= Dataset records =

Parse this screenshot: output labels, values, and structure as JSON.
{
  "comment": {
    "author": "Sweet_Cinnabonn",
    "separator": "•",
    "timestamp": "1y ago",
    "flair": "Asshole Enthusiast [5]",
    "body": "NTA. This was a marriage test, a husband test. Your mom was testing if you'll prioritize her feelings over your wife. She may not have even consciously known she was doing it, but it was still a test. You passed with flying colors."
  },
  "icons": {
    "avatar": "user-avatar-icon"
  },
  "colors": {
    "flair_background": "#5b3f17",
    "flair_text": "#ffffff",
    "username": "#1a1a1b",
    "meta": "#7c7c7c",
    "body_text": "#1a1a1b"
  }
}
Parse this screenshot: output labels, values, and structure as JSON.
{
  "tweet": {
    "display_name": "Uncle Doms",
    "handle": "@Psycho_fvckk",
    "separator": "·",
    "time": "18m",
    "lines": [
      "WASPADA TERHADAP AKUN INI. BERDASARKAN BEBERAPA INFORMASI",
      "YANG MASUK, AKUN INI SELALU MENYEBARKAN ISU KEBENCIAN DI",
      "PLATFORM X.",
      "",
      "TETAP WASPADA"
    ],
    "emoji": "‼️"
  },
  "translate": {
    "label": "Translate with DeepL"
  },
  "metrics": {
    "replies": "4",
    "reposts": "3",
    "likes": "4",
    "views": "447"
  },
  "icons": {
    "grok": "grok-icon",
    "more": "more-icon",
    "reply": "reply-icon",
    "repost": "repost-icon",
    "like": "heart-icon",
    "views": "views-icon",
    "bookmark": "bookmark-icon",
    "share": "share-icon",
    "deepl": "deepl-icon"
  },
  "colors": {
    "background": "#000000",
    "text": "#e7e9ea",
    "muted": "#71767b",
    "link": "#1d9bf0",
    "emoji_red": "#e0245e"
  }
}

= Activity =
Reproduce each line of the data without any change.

= Reply to the exercise =
Parse this screenshot: output labels, values, and structure as JSON.
{
  "comment": {
    "author": "Sweet_Cinnabonn",
    "separator": "•",
    "timestamp": "1y ago",
    "flair": "Asshole Enthusiast [5]",
    "body": "NTA. This was a marriage test, a husband test. Your mom was testing if you'll prioritize her feelings over your wife. She may not have even consciously known she was doing it, but it was still a test. You passed with flying colors."
  },
  "icons": {
    "avatar": "user-avatar-icon"
  },
  "colors": {
    "flair_background": "#5b3f17",
    "flair_text": "#ffffff",
    "username": "#1a1a1b",
    "meta": "#7c7c7c",
    "body_text": "#1a1a1b"
  }
}
Parse this screenshot: output labels, values, and structure as JSON.
{
  "tweet": {
    "display_name": "Uncle Doms",
    "handle": "@Psycho_fvckk",
    "separator": "·",
    "time": "18m",
    "lines": [
      "WASPADA TERHADAP AKUN INI. BERDASARKAN BEBERAPA INFORMASI",
      "YANG MASUK, AKUN INI SELALU MENYEBARKAN ISU KEBENCIAN DI",
      "PLATFORM X.",
      "",
      "TETAP WASPADA"
    ],
    "emoji": "‼️"
  },
  "translate": {
    "label": "Translate with DeepL"
  },
  "metrics": {
    "replies": "4",
    "reposts": "3",
    "likes": "4",
    "views": "447"
  },
  "icons": {
    "grok": "grok-icon",
    "more": "more-icon",
    "reply": "reply-icon",
    "repost": "repost-icon",
    "like": "heart-icon",
    "views": "views-icon",
    "bookmark": "bookmark-icon",
    "share": "share-icon",
    "deepl": "deepl-icon"
  },
  "colors": {
    "background": "#000000",
    "text": "#e7e9ea",
    "muted": "#71767b",
    "link": "#1d9bf0",
    "emoji_red": "#e0245e"
  }
}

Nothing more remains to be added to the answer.